      The 1785 Wilkes County GA tax list shows Charles, Enoch, and Jarvis Seale living near each other in Wilkes County Georgia. They lived in the portion of Wilkes that became Warren County in 1793. Living near them was the large Peavy or Peevy family. This is where Charles' daughter Lydia met and married Abraham Peevy. In trying to help Lydia secure a widow's Revolutionary War pension in 1845, Charles' son James Seale stated that he was present at the marriage of his sister Lydia Seale and Abraham Peevy in September 1784, and that he "boarded with them" for a while.

      The 1786 Wilkes County GA tax list does not show Charles or Enoch, indicating that they no longer resided in the county. This shows that Charles Seale left Georgia and returned to South Carolina after he sold his land in Wilkes County.

      Fairfield District South Carolina, 1786 - 1798
      Charles Seale returned to the Wateree River region near his brother-in-law Thomas Muse and mother-in-law Sophia Pope Muse Morrison. This region had been designated as Craven County in the late 1760s and early 1770s, but during the Revolution, the geographical designations changes from counties to districts. In 1785, SC redrew their district lines, so what was formerly Craven County now became Fairfield District South Carolina. It remained as such until 1868, when the districts were replaced with counties.

      Charles Seale bought another farm in Fairfield District in 1787, and he lived there until his death. The 1790 census and 1792 tax list of Fairfield District show his sons all living with or near him there. Many of them acquired their own farms in Fairfield in the 1790s.

      On 11 September 1798, Charles Seale sold 50 acres of land to his son-in-law Elias Jones for 50 pounds. This was a portion of the property he purchased in 1787 (Fairfield Co SC Deed Book M, pp. 18 19). This is the last known record of Charles Seale. Within a month or two after this transaction, Charles Seale died. Later that year, his children all signed a deed conveying another 50 acres of Charles' farm to their brother Daniel
      (Fairfield Co SC Deed Book M, pp. 162 163). Although this deed was only dated with the year 1798, the signature of Charles' daughter Nancy Seale Dickinson was dated 22 October 1798. If correct, this would place Charles Seale's death between September 11th and October 22nd, 1798.

      In the 1970s, Muse family researcher Robert Muse surveyed an abandoned cemetery in Fairfield County SC in which some Muse family members were buried. It was then in a wooded area, not enclosed by any fence. He was researching the Muses for the Muse Family Association. He recorded that he found two old stone tombstones with the inscriptions:

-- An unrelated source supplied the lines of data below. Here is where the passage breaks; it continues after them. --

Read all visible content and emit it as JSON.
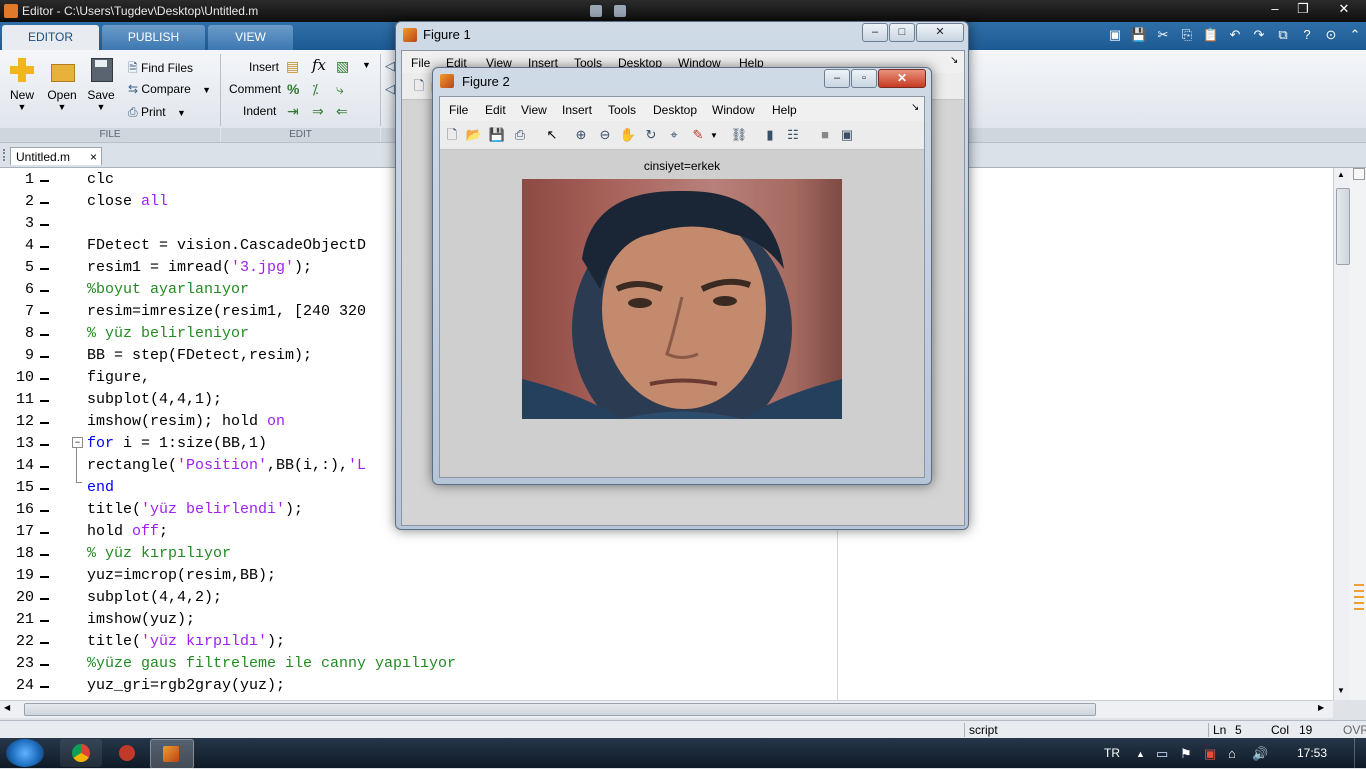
{
  "window": {
    "title": "Editor - C:\\Users\\Tugdev\\Desktop\\Untitled.m",
    "min": "–",
    "max": "❐",
    "close": "✕"
  },
  "ribbon": {
    "tabs": [
      "EDITOR",
      "PUBLISH",
      "VIEW"
    ],
    "file": {
      "new": "New",
      "open": "Open",
      "save": "Save",
      "find_files": "Find Files",
      "compare": "Compare",
      "print": "Print",
      "section": "FILE"
    },
    "edit": {
      "insert": "Insert",
      "comment": "Comment",
      "indent": "Indent",
      "section": "EDIT"
    }
  },
  "doc_tab": {
    "name": "Untitled.m",
    "close": "×"
  },
  "code_lines": [
    {
      "n": "1",
      "parts": [
        {
          "t": "clc",
          "c": ""
        }
      ]
    },
    {
      "n": "2",
      "parts": [
        {
          "t": "close ",
          "c": ""
        },
        {
          "t": "all",
          "c": "str"
        }
      ]
    },
    {
      "n": "3",
      "parts": []
    },
    {
      "n": "4",
      "parts": [
        {
          "t": "FDetect = vision.CascadeObjectD",
          "c": ""
        }
      ]
    },
    {
      "n": "5",
      "parts": [
        {
          "t": "resim1 = imread(",
          "c": ""
        },
        {
          "t": "'3.jpg'",
          "c": "str"
        },
        {
          "t": ");",
          "c": ""
        }
      ]
    },
    {
      "n": "6",
      "parts": [
        {
          "t": "%boyut ayarlanıyor",
          "c": "cm"
        }
      ]
    },
    {
      "n": "7",
      "parts": [
        {
          "t": "resim=imresize(resim1, [240 320",
          "c": ""
        }
      ]
    },
    {
      "n": "8",
      "parts": [
        {
          "t": "% yüz belirleniyor",
          "c": "cm"
        }
      ]
    },
    {
      "n": "9",
      "parts": [
        {
          "t": "BB = step(FDetect,resim);",
          "c": ""
        }
      ]
    },
    {
      "n": "10",
      "parts": [
        {
          "t": "figure,",
          "c": ""
        }
      ]
    },
    {
      "n": "11",
      "parts": [
        {
          "t": "subplot(4,4,1);",
          "c": ""
        }
      ]
    },
    {
      "n": "12",
      "parts": [
        {
          "t": "imshow(resim); hold ",
          "c": ""
        },
        {
          "t": "on",
          "c": "str"
        }
      ]
    },
    {
      "n": "13",
      "parts": [
        {
          "t": "for",
          "c": "kw"
        },
        {
          "t": " i = 1:size(BB,1)",
          "c": ""
        }
      ]
    },
    {
      "n": "14",
      "parts": [
        {
          "t": "rectangle(",
          "c": ""
        },
        {
          "t": "'Position'",
          "c": "str"
        },
        {
          "t": ",BB(i,:),",
          "c": ""
        },
        {
          "t": "'L",
          "c": "str"
        }
      ]
    },
    {
      "n": "15",
      "parts": [
        {
          "t": "end",
          "c": "kw"
        }
      ]
    },
    {
      "n": "16",
      "parts": [
        {
          "t": "title(",
          "c": ""
        },
        {
          "t": "'yüz belirlendi'",
          "c": "str"
        },
        {
          "t": ");",
          "c": ""
        }
      ]
    },
    {
      "n": "17",
      "parts": [
        {
          "t": "hold ",
          "c": ""
        },
        {
          "t": "off",
          "c": "str"
        },
        {
          "t": ";",
          "c": ""
        }
      ]
    },
    {
      "n": "18",
      "parts": [
        {
          "t": "% yüz kırpılıyor",
          "c": "cm"
        }
      ]
    },
    {
      "n": "19",
      "parts": [
        {
          "t": "yuz=imcrop(resim,BB);",
          "c": ""
        }
      ]
    },
    {
      "n": "20",
      "parts": [
        {
          "t": "subplot(4,4,2);",
          "c": ""
        }
      ]
    },
    {
      "n": "21",
      "parts": [
        {
          "t": "imshow(yuz);",
          "c": ""
        }
      ]
    },
    {
      "n": "22",
      "parts": [
        {
          "t": "title(",
          "c": ""
        },
        {
          "t": "'yüz kırpıldı'",
          "c": "str"
        },
        {
          "t": ");",
          "c": ""
        }
      ]
    },
    {
      "n": "23",
      "parts": [
        {
          "t": "%yüze gaus filtreleme ile canny yapılıyor",
          "c": "cm"
        }
      ]
    },
    {
      "n": "24",
      "parts": [
        {
          "t": "yuz_gri=rgb2gray(yuz);",
          "c": ""
        }
      ]
    }
  ],
  "figure1": {
    "title": "Figure 1",
    "menu": [
      "File",
      "Edit",
      "View",
      "Insert",
      "Tools",
      "Desktop",
      "Window",
      "Help"
    ]
  },
  "figure2": {
    "title": "Figure 2",
    "menu": [
      "File",
      "Edit",
      "View",
      "Insert",
      "Tools",
      "Desktop",
      "Window",
      "Help"
    ],
    "axes_title": "cinsiyet=erkek"
  },
  "statusbar": {
    "mode": "script",
    "ln_label": "Ln",
    "ln": "5",
    "col_label": "Col",
    "col": "19",
    "ovr": "OVR"
  },
  "taskbar": {
    "lang": "TR",
    "time": "17:53"
  }
}
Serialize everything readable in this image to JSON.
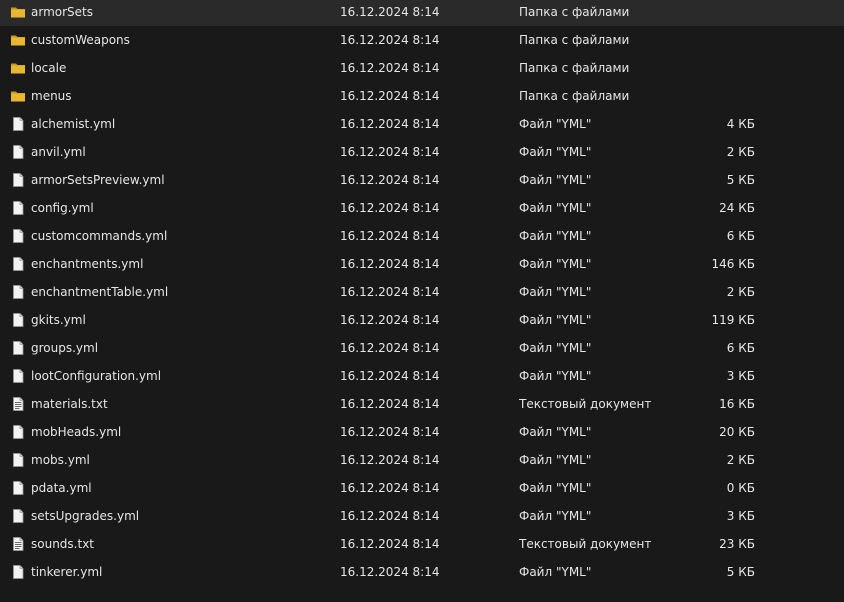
{
  "colors": {
    "background": "#191919",
    "text": "#e6e6e6",
    "folder": "#e8b730",
    "document": "#f2f2f2"
  },
  "files": [
    {
      "name": "armorSets",
      "date": "16.12.2024 8:14",
      "type": "Папка с файлами",
      "size": "",
      "icon": "folder-icon"
    },
    {
      "name": "customWeapons",
      "date": "16.12.2024 8:14",
      "type": "Папка с файлами",
      "size": "",
      "icon": "folder-icon"
    },
    {
      "name": "locale",
      "date": "16.12.2024 8:14",
      "type": "Папка с файлами",
      "size": "",
      "icon": "folder-icon"
    },
    {
      "name": "menus",
      "date": "16.12.2024 8:14",
      "type": "Папка с файлами",
      "size": "",
      "icon": "folder-icon"
    },
    {
      "name": "alchemist.yml",
      "date": "16.12.2024 8:14",
      "type": "Файл \"YML\"",
      "size": "4 КБ",
      "icon": "file-icon"
    },
    {
      "name": "anvil.yml",
      "date": "16.12.2024 8:14",
      "type": "Файл \"YML\"",
      "size": "2 КБ",
      "icon": "file-icon"
    },
    {
      "name": "armorSetsPreview.yml",
      "date": "16.12.2024 8:14",
      "type": "Файл \"YML\"",
      "size": "5 КБ",
      "icon": "file-icon"
    },
    {
      "name": "config.yml",
      "date": "16.12.2024 8:14",
      "type": "Файл \"YML\"",
      "size": "24 КБ",
      "icon": "file-icon"
    },
    {
      "name": "customcommands.yml",
      "date": "16.12.2024 8:14",
      "type": "Файл \"YML\"",
      "size": "6 КБ",
      "icon": "file-icon"
    },
    {
      "name": "enchantments.yml",
      "date": "16.12.2024 8:14",
      "type": "Файл \"YML\"",
      "size": "146 КБ",
      "icon": "file-icon"
    },
    {
      "name": "enchantmentTable.yml",
      "date": "16.12.2024 8:14",
      "type": "Файл \"YML\"",
      "size": "2 КБ",
      "icon": "file-icon"
    },
    {
      "name": "gkits.yml",
      "date": "16.12.2024 8:14",
      "type": "Файл \"YML\"",
      "size": "119 КБ",
      "icon": "file-icon"
    },
    {
      "name": "groups.yml",
      "date": "16.12.2024 8:14",
      "type": "Файл \"YML\"",
      "size": "6 КБ",
      "icon": "file-icon"
    },
    {
      "name": "lootConfiguration.yml",
      "date": "16.12.2024 8:14",
      "type": "Файл \"YML\"",
      "size": "3 КБ",
      "icon": "file-icon"
    },
    {
      "name": "materials.txt",
      "date": "16.12.2024 8:14",
      "type": "Текстовый документ",
      "size": "16 КБ",
      "icon": "text-file-icon"
    },
    {
      "name": "mobHeads.yml",
      "date": "16.12.2024 8:14",
      "type": "Файл \"YML\"",
      "size": "20 КБ",
      "icon": "file-icon"
    },
    {
      "name": "mobs.yml",
      "date": "16.12.2024 8:14",
      "type": "Файл \"YML\"",
      "size": "2 КБ",
      "icon": "file-icon"
    },
    {
      "name": "pdata.yml",
      "date": "16.12.2024 8:14",
      "type": "Файл \"YML\"",
      "size": "0 КБ",
      "icon": "file-icon"
    },
    {
      "name": "setsUpgrades.yml",
      "date": "16.12.2024 8:14",
      "type": "Файл \"YML\"",
      "size": "3 КБ",
      "icon": "file-icon"
    },
    {
      "name": "sounds.txt",
      "date": "16.12.2024 8:14",
      "type": "Текстовый документ",
      "size": "23 КБ",
      "icon": "text-file-icon"
    },
    {
      "name": "tinkerer.yml",
      "date": "16.12.2024 8:14",
      "type": "Файл \"YML\"",
      "size": "5 КБ",
      "icon": "file-icon"
    }
  ]
}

      C.S. L.S.
      1798 1799

      Obviously, this would appear to have been the markers for Charles and Lydia Seale. Mr. Muse returned in the 1980s to photograph the stones. However, during this interval, the area had been clear cut and most of the stones destroyed. If correct, this indicates that Lydia Muse Seale died in 1799. It "fits", in that she does not appear as an older female in the households of any of her children in 1800.

      Tim Hudson